+++ Listed entries

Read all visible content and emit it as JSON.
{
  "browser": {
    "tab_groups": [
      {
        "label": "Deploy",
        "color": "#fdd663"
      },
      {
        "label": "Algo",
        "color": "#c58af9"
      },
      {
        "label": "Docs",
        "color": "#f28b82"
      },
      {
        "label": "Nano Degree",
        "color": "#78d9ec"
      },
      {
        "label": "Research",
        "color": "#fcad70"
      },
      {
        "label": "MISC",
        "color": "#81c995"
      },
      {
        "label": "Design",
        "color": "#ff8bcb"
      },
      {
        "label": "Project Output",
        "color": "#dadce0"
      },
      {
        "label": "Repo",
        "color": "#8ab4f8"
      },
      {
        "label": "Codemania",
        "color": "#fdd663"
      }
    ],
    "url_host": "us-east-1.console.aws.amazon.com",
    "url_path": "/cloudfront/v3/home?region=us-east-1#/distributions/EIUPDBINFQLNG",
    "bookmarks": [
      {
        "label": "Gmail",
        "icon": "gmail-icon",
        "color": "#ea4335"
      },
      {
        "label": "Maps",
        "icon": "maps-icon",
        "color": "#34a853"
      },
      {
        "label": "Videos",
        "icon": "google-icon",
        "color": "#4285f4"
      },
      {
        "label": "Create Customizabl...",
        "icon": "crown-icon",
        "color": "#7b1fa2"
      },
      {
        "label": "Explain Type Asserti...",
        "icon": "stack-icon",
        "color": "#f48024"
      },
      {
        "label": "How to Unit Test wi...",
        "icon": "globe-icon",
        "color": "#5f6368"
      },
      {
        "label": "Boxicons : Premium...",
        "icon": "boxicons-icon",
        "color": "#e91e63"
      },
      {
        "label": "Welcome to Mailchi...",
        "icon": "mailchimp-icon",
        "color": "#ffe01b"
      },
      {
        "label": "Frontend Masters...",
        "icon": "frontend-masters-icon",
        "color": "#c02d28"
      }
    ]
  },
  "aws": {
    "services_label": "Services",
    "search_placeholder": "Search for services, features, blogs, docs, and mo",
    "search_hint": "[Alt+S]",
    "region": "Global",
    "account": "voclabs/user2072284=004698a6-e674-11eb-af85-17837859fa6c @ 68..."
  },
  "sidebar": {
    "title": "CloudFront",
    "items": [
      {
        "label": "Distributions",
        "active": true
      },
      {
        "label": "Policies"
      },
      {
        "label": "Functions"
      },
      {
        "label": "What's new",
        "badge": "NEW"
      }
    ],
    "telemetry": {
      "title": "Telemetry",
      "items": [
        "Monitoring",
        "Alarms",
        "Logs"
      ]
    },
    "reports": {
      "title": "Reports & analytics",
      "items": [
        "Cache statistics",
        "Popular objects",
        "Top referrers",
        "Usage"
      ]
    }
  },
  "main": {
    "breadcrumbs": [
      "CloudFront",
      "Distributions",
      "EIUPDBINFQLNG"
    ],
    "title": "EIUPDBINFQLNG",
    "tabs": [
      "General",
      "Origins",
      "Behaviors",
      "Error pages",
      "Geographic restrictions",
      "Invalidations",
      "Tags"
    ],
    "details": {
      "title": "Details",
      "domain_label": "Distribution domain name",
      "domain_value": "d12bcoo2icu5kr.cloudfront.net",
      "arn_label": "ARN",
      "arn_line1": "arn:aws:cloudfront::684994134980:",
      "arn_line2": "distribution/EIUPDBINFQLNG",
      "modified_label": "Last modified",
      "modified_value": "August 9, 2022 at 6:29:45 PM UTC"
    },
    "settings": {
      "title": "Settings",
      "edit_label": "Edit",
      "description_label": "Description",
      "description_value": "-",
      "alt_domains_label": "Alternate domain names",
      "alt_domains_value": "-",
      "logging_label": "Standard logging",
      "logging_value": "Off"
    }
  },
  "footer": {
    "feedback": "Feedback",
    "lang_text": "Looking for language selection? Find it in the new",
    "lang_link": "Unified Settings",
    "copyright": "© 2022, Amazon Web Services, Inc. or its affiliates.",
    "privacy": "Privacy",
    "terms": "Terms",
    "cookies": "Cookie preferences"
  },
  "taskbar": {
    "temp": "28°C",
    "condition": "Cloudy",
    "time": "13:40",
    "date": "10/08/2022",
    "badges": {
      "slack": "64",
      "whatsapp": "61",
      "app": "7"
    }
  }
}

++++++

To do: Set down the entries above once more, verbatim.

Expected answer:
Read all visible content and emit it as JSON.
{
  "browser": {
    "tab_groups": [
      {
        "label": "Deploy",
        "color": "#fdd663"
      },
      {
        "label": "Algo",
        "color": "#c58af9"
      },
      {
        "label": "Docs",
        "color": "#f28b82"
      },
      {
        "label": "Nano Degree",
        "color": "#78d9ec"
      },
      {
        "label": "Research",
        "color": "#fcad70"
      },
      {
        "label": "MISC",
        "color": "#81c995"
      },
      {
        "label": "Design",
        "color": "#ff8bcb"
      },
      {
        "label": "Project Output",
        "color": "#dadce0"
      },
      {
        "label": "Repo",
        "color": "#8ab4f8"
      },
      {
        "label": "Codemania",
        "color": "#fdd663"
      }
    ],
    "url_host": "us-east-1.console.aws.amazon.com",
    "url_path": "/cloudfront/v3/home?region=us-east-1#/distributions/EIUPDBINFQLNG",
    "bookmarks": [
      {
        "label": "Gmail",
        "icon": "gmail-icon",
        "color": "#ea4335"
      },
      {
        "label": "Maps",
        "icon": "maps-icon",
        "color": "#34a853"
      },
      {
        "label": "Videos",
        "icon": "google-icon",
        "color": "#4285f4"
      },
      {
        "label": "Create Customizabl...",
        "icon": "crown-icon",
        "color": "#7b1fa2"
      },
      {
        "label": "Explain Type Asserti...",
        "icon": "stack-icon",
        "color": "#f48024"
      },
      {
        "label": "How to Unit Test wi...",
        "icon": "globe-icon",
        "color": "#5f6368"
      },
      {
        "label": "Boxicons : Premium...",
        "icon": "boxicons-icon",
        "color": "#e91e63"
      },
      {
        "label": "Welcome to Mailchi...",
        "icon": "mailchimp-icon",
        "color": "#ffe01b"
      },
      {
        "label": "Frontend Masters...",
        "icon": "frontend-masters-icon",
        "color": "#c02d28"
      }
    ]
  },
  "aws": {
    "services_label": "Services",
    "search_placeholder": "Search for services, features, blogs, docs, and mo",
    "search_hint": "[Alt+S]",
    "region": "Global",
    "account": "voclabs/user2072284=004698a6-e674-11eb-af85-17837859fa6c @ 68..."
  },
  "sidebar": {
    "title": "CloudFront",
    "items": [
      {
        "label": "Distributions",
        "active": true
      },
      {
        "label": "Policies"
      },
      {
        "label": "Functions"
      },
      {
        "label": "What's new",
        "badge": "NEW"
      }
    ],
    "telemetry": {
      "title": "Telemetry",
      "items": [
        "Monitoring",
        "Alarms",
        "Logs"
      ]
    },
    "reports": {
      "title": "Reports & analytics",
      "items": [
        "Cache statistics",
        "Popular objects",
        "Top referrers",
        "Usage"
      ]
    }
  },
  "main": {
    "breadcrumbs": [
      "CloudFront",
      "Distributions",
      "EIUPDBINFQLNG"
    ],
    "title": "EIUPDBINFQLNG",
    "tabs": [
      "General",
      "Origins",
      "Behaviors",
      "Error pages",
      "Geographic restrictions",
      "Invalidations",
      "Tags"
    ],
    "details": {
      "title": "Details",
      "domain_label": "Distribution domain name",
      "domain_value": "d12bcoo2icu5kr.cloudfront.net",
      "arn_label": "ARN",
      "arn_line1": "arn:aws:cloudfront::684994134980:",
      "arn_line2": "distribution/EIUPDBINFQLNG",
      "modified_label": "Last modified",
      "modified_value": "August 9, 2022 at 6:29:45 PM UTC"
    },
    "settings": {
      "title": "Settings",
      "edit_label": "Edit",
      "description_label": "Description",
      "description_value": "-",
      "alt_domains_label": "Alternate domain names",
      "alt_domains_value": "-",
      "logging_label": "Standard logging",
      "logging_value": "Off"
    }
  },
  "footer": {
    "feedback": "Feedback",
    "lang_text": "Looking for language selection? Find it in the new",
    "lang_link": "Unified Settings",
    "copyright": "© 2022, Amazon Web Services, Inc. or its affiliates.",
    "privacy": "Privacy",
    "terms": "Terms",
    "cookies": "Cookie preferences"
  },
  "taskbar": {
    "temp": "28°C",
    "condition": "Cloudy",
    "time": "13:40",
    "date": "10/08/2022",
    "badges": {
      "slack": "64",
      "whatsapp": "61",
      "app": "7"
    }
  }
}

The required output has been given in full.